Compared to non-employed mothers with younger children, those with older children had poorer self-reported health and a greater likelihood of having a long-term health condition. Overall, non-employed lone mothers were more likely than couple mothers to have poorer self-reported health and a long-term health condition.

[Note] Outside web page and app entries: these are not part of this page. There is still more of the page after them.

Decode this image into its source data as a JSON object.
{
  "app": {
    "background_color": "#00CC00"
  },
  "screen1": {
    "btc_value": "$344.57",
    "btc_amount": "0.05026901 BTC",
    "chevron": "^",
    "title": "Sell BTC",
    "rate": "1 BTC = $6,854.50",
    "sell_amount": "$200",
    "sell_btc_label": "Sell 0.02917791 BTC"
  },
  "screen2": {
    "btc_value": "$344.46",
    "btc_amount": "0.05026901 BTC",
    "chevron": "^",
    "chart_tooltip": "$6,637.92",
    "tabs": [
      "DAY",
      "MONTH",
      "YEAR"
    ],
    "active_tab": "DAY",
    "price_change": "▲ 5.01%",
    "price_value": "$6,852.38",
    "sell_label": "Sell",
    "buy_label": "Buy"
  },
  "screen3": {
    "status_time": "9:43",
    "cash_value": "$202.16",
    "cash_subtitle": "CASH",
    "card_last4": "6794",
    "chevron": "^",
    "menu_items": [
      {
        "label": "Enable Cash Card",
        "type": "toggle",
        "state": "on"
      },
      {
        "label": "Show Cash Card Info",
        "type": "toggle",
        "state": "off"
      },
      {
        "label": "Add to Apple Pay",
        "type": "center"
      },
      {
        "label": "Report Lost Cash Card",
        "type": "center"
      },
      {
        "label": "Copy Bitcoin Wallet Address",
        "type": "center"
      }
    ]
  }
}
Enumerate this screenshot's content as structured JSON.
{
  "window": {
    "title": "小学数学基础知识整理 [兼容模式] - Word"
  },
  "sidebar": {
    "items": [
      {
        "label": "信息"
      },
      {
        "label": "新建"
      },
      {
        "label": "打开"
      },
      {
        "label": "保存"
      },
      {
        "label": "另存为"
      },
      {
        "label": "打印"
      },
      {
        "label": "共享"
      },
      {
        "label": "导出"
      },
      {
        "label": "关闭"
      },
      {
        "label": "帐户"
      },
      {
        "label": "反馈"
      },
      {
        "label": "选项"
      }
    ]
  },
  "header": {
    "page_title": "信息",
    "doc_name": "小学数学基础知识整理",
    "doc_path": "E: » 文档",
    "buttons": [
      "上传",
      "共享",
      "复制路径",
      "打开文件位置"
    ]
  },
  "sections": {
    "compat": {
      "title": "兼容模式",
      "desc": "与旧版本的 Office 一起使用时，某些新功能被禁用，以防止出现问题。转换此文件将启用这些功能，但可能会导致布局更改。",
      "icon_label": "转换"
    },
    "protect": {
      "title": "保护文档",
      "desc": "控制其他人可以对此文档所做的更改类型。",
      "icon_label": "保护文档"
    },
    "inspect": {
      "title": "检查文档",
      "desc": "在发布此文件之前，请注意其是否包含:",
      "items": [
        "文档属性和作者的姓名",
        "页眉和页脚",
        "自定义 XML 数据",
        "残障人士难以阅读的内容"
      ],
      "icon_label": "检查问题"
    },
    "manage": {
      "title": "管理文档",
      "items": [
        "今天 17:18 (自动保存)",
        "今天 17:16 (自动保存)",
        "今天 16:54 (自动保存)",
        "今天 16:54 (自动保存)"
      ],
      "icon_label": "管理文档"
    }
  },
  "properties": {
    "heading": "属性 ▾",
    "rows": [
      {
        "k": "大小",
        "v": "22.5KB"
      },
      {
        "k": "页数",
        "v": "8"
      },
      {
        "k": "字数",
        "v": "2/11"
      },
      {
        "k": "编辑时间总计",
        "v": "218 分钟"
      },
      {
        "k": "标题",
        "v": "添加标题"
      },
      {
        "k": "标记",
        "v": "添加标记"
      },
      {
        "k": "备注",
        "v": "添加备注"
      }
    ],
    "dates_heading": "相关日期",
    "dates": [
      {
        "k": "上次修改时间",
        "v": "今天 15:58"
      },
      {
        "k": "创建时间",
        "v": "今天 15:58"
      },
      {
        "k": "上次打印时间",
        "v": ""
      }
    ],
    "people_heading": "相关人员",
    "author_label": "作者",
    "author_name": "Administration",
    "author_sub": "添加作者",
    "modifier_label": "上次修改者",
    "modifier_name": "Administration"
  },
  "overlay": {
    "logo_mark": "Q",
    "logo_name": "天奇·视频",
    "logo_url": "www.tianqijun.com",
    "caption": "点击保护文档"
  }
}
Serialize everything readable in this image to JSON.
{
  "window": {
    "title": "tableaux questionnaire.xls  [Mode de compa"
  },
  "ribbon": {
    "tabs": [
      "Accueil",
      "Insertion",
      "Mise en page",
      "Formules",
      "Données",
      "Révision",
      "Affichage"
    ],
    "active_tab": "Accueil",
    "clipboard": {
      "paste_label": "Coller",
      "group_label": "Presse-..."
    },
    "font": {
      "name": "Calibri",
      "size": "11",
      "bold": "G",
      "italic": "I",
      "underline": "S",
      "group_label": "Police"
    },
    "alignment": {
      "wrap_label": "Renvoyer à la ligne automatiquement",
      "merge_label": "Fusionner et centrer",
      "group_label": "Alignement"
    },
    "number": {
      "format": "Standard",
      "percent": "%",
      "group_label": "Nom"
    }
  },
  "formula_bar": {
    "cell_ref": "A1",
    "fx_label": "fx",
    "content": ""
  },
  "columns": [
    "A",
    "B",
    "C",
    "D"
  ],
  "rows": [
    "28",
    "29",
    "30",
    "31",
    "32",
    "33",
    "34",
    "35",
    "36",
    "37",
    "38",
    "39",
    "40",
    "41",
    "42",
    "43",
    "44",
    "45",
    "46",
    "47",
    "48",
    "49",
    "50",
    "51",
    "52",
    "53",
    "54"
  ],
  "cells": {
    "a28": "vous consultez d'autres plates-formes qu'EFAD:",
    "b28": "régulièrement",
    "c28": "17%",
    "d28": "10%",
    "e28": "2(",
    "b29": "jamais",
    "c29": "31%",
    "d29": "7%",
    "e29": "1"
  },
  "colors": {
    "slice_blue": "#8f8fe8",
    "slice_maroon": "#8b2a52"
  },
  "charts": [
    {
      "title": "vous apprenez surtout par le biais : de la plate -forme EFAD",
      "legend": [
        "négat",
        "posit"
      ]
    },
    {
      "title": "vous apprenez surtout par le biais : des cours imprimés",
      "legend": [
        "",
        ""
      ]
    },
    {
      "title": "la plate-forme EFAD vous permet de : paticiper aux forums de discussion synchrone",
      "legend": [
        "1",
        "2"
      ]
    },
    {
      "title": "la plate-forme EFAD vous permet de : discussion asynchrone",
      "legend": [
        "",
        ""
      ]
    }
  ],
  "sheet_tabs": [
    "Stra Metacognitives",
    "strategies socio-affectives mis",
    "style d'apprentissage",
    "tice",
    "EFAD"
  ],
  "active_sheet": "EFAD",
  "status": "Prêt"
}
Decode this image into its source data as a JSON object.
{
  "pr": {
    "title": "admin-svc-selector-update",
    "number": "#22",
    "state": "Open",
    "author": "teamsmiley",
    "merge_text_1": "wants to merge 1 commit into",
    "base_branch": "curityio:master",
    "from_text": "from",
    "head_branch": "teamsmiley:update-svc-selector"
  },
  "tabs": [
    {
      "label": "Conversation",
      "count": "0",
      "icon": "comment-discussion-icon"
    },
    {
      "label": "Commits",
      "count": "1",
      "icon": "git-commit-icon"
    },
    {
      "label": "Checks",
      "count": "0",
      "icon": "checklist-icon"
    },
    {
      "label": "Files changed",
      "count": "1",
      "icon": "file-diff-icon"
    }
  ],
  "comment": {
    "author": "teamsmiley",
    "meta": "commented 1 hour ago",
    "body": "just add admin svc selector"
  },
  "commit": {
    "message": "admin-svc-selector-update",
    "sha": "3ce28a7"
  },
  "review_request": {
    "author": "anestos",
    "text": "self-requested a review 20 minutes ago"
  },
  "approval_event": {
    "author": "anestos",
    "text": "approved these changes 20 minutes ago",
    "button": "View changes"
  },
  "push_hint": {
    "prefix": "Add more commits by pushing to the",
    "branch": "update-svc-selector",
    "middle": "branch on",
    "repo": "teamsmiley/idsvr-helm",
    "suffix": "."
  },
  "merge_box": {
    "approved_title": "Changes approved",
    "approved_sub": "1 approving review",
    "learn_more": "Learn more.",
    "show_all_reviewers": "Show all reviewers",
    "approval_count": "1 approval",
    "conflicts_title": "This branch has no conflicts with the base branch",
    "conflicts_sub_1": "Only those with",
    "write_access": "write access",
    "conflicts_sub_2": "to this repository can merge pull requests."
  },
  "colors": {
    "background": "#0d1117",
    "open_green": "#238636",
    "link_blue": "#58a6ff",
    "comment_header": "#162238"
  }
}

As was evident overall, these data on non-employed mothers also showed higher rates of home ownership (including purchasing) among couple mothers compared to lone mothers. Of note is the 15% of non-employed lone mothers who were living in public rental housing (compared to 3% for non-employed couple mothers). As home ownership is likely to increase with age, it is not surprising that a higher proportion of non-employed couple mothers with older children owned or were purchasing their home, when compared with those with younger children. For lone mothers, differences by age of youngest child were not statistically significant.
Although both non-employed lone and couple mothers most commonly lived in major cities, lone mothers more often lived in inner regional areas than did non-employed couple mothers, with somewhat lower proportions living in major cities. No differences were apparent by age of youngest child.
For couple mothers, significant differences were not apparent by age of youngest child in relation to the proportion who had employed partners, and the mean of partners’ incomes.
Overall, among non-employed mothers, lone mothers tended to have lower levels of education than couple mothers, and were more likely to be born in Australia. Statistically significant differences were not apparent for age or number of children.